══ EXTRACTED ENTRIES
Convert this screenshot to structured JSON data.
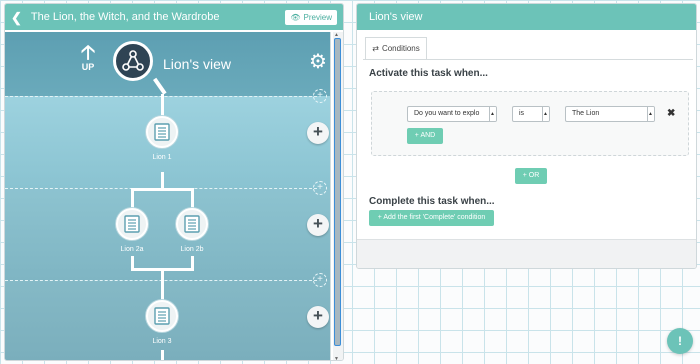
{
  "left_panel": {
    "title": "The Lion, the Witch, and the Wardrobe",
    "back_icon": "chevron-left-icon",
    "preview_label": "Preview",
    "up_label": "UP",
    "root_title": "Lion's view",
    "nodes": [
      "Lion 1",
      "Lion 2a",
      "Lion 2b",
      "Lion 3"
    ],
    "add_symbol": "+"
  },
  "right_panel": {
    "title": "Lion's view",
    "tab_label": "Conditions",
    "activate_heading": "Activate this task when...",
    "condition": {
      "field": "Do you want to explo",
      "operator": "is",
      "value": "The Lion"
    },
    "and_label": "AND",
    "or_label": "OR",
    "complete_heading": "Complete this task when...",
    "add_complete_label": "Add the first 'Complete' condition"
  },
  "colors": {
    "accent": "#6cc3b8",
    "button_green": "#6fcdb3",
    "root_node": "#2f4454"
  }
}
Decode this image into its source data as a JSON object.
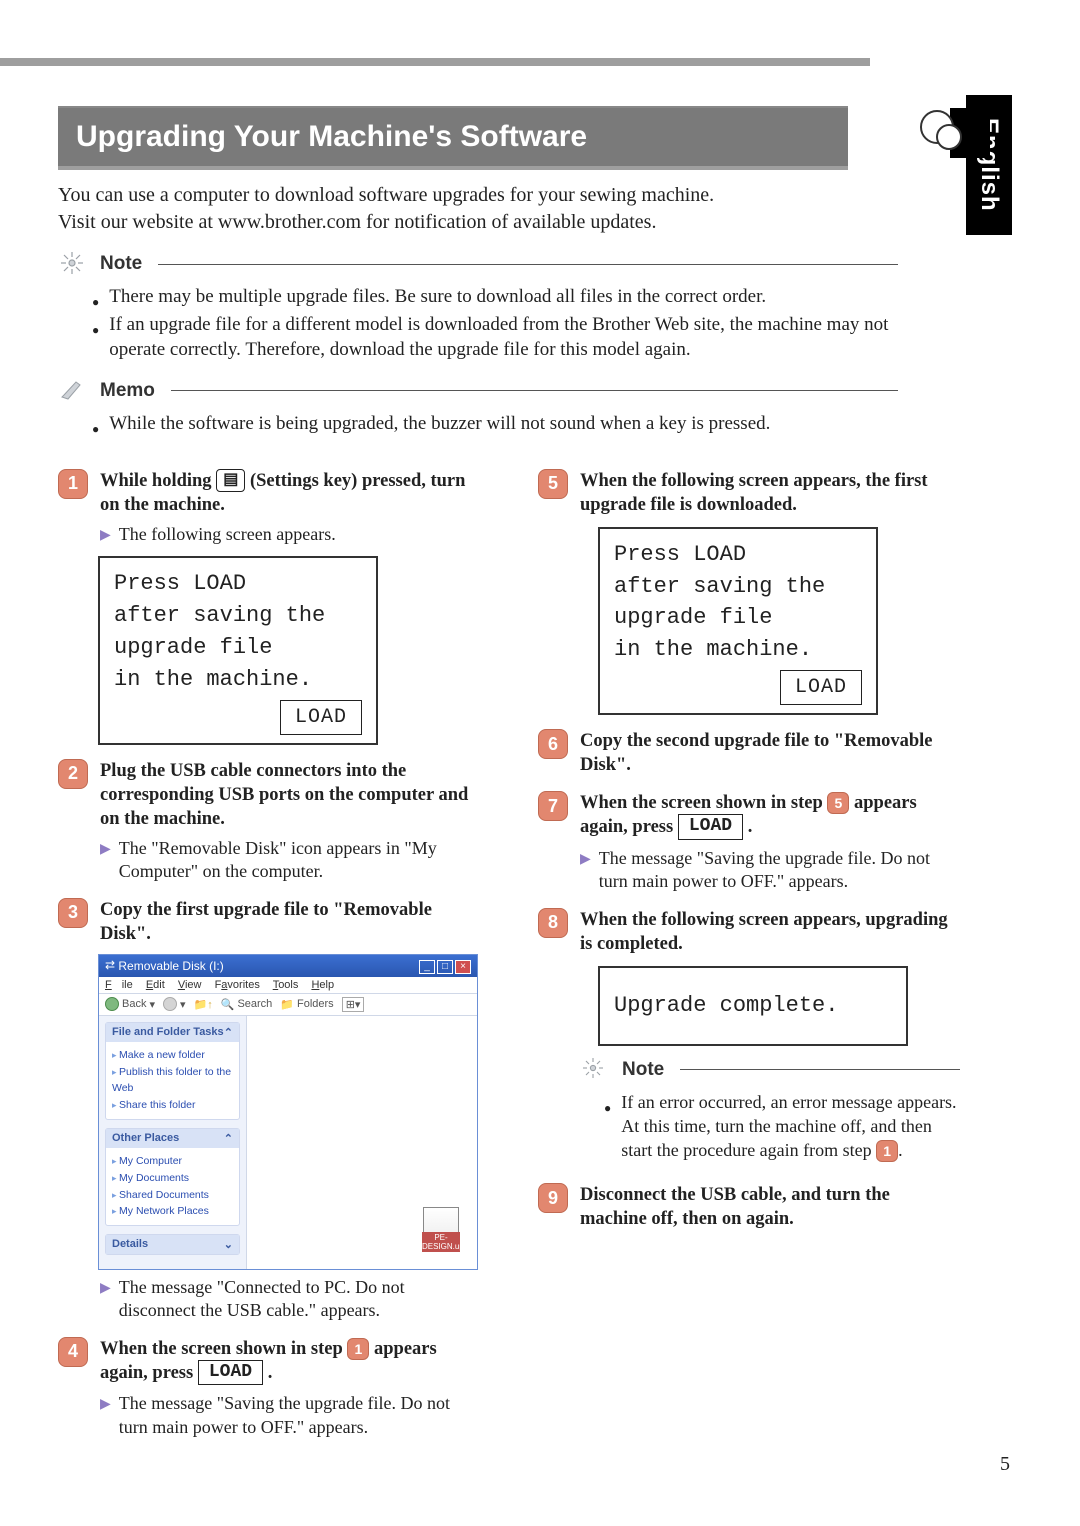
{
  "language_tab": "English",
  "page_number": "5",
  "title": "Upgrading Your Machine's Software",
  "intro_line1": "You can use a computer to download software upgrades for your sewing machine.",
  "intro_line2": "Visit our website at www.brother.com for notification of available updates.",
  "note": {
    "label": "Note",
    "b1": "There may be multiple upgrade files. Be sure to download all files in the correct order.",
    "b2": "If an upgrade file for a different model is downloaded from the Brother Web site, the machine may not operate correctly. Therefore, download the upgrade file for this model again."
  },
  "memo": {
    "label": "Memo",
    "b1": "While the software is being upgraded, the buzzer will not sound when a key is pressed."
  },
  "lcd": {
    "l1": "Press LOAD",
    "l2": "after saving the",
    "l3": "upgrade file",
    "l4": "in the machine.",
    "load": "LOAD",
    "complete": "Upgrade complete."
  },
  "steps": {
    "s1_a": "While holding ",
    "s1_key": "▤",
    "s1_b": " (Settings key) pressed, turn on the machine.",
    "s1_sub": "The following screen appears.",
    "s2": "Plug the USB cable connectors into the corresponding USB ports on the computer and on the machine.",
    "s2_sub": "The \"Removable Disk\" icon appears in \"My Computer\" on the computer.",
    "s3": "Copy the first upgrade file to \"Removable Disk\".",
    "s3_sub": "The message \"Connected to PC. Do not disconnect the USB cable.\" appears.",
    "s4_a": "When the screen shown in step ",
    "s4_n": "1",
    "s4_b": " appears again, press ",
    "s4_c": ".",
    "s4_sub": "The message \"Saving the upgrade file. Do not turn main power to OFF.\" appears.",
    "s5": "When the following screen appears, the first upgrade file is downloaded.",
    "s6": "Copy the second upgrade file to \"Removable Disk\".",
    "s7_a": "When the screen shown in step ",
    "s7_n": "5",
    "s7_b": " appears again, press ",
    "s7_c": ".",
    "s7_sub": "The message \"Saving the upgrade file. Do not turn main power to OFF.\" appears.",
    "s8": "When the following screen appears, upgrading is completed.",
    "s9": "Disconnect the USB cable, and turn the machine off, then on again."
  },
  "inner_note": {
    "label": "Note",
    "text_a": "If an error occurred, an error message appears. At this time, turn the machine off, and then start the procedure again from step ",
    "ref": "1",
    "text_b": "."
  },
  "win": {
    "title": "Removable Disk (I:)",
    "menu": {
      "file": "File",
      "edit": "Edit",
      "view": "View",
      "fav": "Favorites",
      "tools": "Tools",
      "help": "Help"
    },
    "toolbar": {
      "back": "Back",
      "search": "Search",
      "folders": "Folders"
    },
    "panel1": {
      "title": "File and Folder Tasks",
      "i1": "Make a new folder",
      "i2": "Publish this folder to the Web",
      "i3": "Share this folder"
    },
    "panel2": {
      "title": "Other Places",
      "i1": "My Computer",
      "i2": "My Documents",
      "i3": "Shared Documents",
      "i4": "My Network Places"
    },
    "panel3": {
      "title": "Details"
    },
    "filelabel": "PE-DESIGN.upf"
  }
}
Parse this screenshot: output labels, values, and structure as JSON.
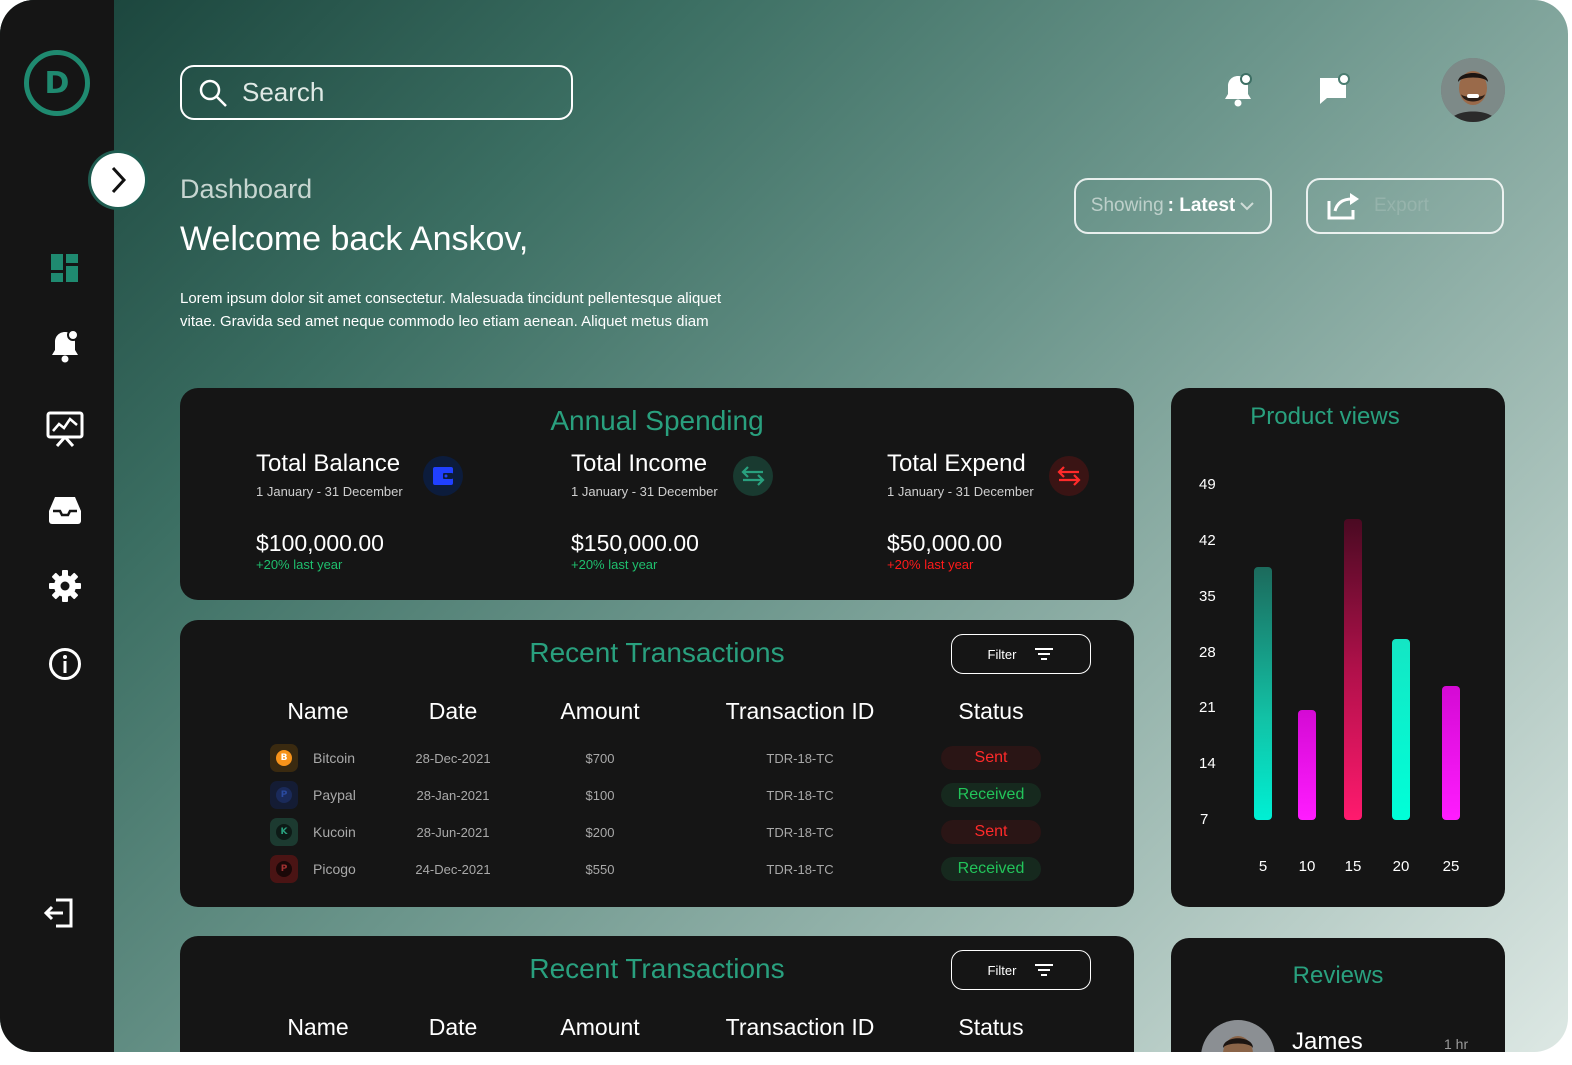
{
  "window": {
    "traffic_lights": [
      {
        "name": "close",
        "color": "#ff5f57"
      },
      {
        "name": "minimize",
        "color": "#febc2e"
      },
      {
        "name": "maximize",
        "color": "#28c840"
      }
    ]
  },
  "sidebar": {
    "logo_letter": "D",
    "items": [
      {
        "name": "dashboard",
        "icon": "dashboard-grid-icon"
      },
      {
        "name": "notifications",
        "icon": "bell-icon"
      },
      {
        "name": "analytics",
        "icon": "presentation-chart-icon"
      },
      {
        "name": "inbox",
        "icon": "inbox-tray-icon"
      },
      {
        "name": "settings",
        "icon": "gear-icon"
      },
      {
        "name": "info",
        "icon": "info-icon"
      }
    ],
    "logout_icon": "logout-icon"
  },
  "header": {
    "search_placeholder": "Search",
    "breadcrumb": "Dashboard",
    "welcome": "Welcome back Anskov,",
    "intro": "Lorem ipsum dolor sit amet consectetur. Malesuada tincidunt pellentesque aliquet vitae. Gravida sed amet neque commodo leo etiam aenean. Aliquet metus diam",
    "showing_label": "Showing",
    "showing_value": ": Latest",
    "export_label": "Export"
  },
  "colors": {
    "accent": "#29a07e",
    "positive": "#1fbf6e",
    "negative": "#ff1a1a",
    "card_bg": "#151515"
  },
  "annual": {
    "title": "Annual Spending",
    "stats": [
      {
        "label": "Total Balance",
        "range": "1 January - 31 December",
        "amount": "$100,000.00",
        "change": "+20% last year",
        "trend": "positive",
        "icon": "wallet-icon"
      },
      {
        "label": "Total Income",
        "range": "1 January - 31 December",
        "amount": "$150,000.00",
        "change": "+20% last year",
        "trend": "positive",
        "icon": "transfer-arrows-icon"
      },
      {
        "label": "Total Expend",
        "range": "1 January - 31 December",
        "amount": "$50,000.00",
        "change": "+20% last year",
        "trend": "negative",
        "icon": "transfer-arrows-icon"
      }
    ]
  },
  "transactions": {
    "title": "Recent Transactions",
    "filter_label": "Filter",
    "columns": [
      "Name",
      "Date",
      "Amount",
      "Transaction ID",
      "Status"
    ],
    "rows": [
      {
        "name": "Bitcoin",
        "date": "28-Dec-2021",
        "amount": "$700",
        "id": "TDR-18-TC",
        "status": "Sent",
        "coin_letter": "B"
      },
      {
        "name": "Paypal",
        "date": "28-Jan-2021",
        "amount": "$100",
        "id": "TDR-18-TC",
        "status": "Received",
        "coin_letter": "P"
      },
      {
        "name": "Kucoin",
        "date": "28-Jun-2021",
        "amount": "$200",
        "id": "TDR-18-TC",
        "status": "Sent",
        "coin_letter": "K"
      },
      {
        "name": "Picogo",
        "date": "24-Dec-2021",
        "amount": "$550",
        "id": "TDR-18-TC",
        "status": "Received",
        "coin_letter": "P"
      }
    ]
  },
  "transactions2": {
    "title": "Recent Transactions",
    "filter_label": "Filter",
    "columns": [
      "Name",
      "Date",
      "Amount",
      "Transaction ID",
      "Status"
    ]
  },
  "chart_data": {
    "type": "bar",
    "title": "Product views",
    "categories": [
      "5",
      "10",
      "15",
      "20",
      "25"
    ],
    "values": [
      39,
      21,
      45,
      30,
      24
    ],
    "bar_colors": [
      "teal-to-cyan",
      "magenta",
      "maroon-to-pink",
      "cyan",
      "magenta"
    ],
    "yticks": [
      49,
      42,
      35,
      28,
      21,
      14,
      7
    ],
    "ylim": [
      6,
      49
    ],
    "grid": false
  },
  "reviews": {
    "title": "Reviews",
    "first_reviewer": "James",
    "first_time": "1 hr"
  }
}
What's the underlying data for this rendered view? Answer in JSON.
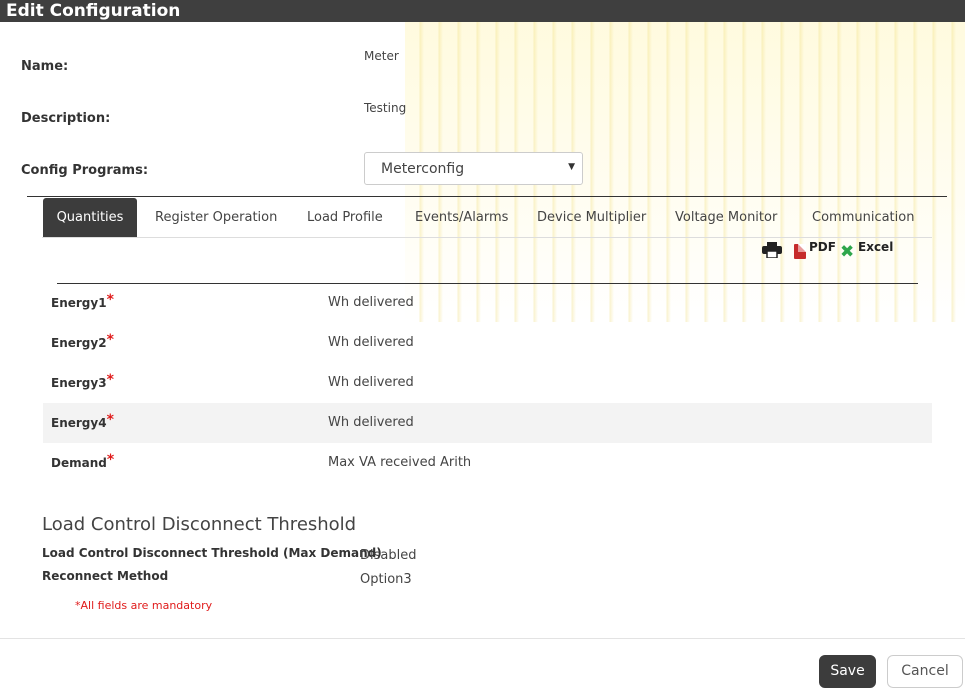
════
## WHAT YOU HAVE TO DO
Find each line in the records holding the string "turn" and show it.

## SOLUTION FOR THIS EXERCISE
    "s1_b": " (Settings key) pressed, turn on the machine.",
    "s4_sub": "The message \"Saving the upgrade file. Do not turn main power to OFF.\" appears.",
    "s7_sub": "The message \"Saving the upgrade file. Do not turn main power to OFF.\" appears.",
    "s9": "Disconnect the USB cable, and turn the machine off, then on again."
    "text_a": "If an error occurred, an error message appears. At this time, turn the machine off, and then start the procedure again from step ",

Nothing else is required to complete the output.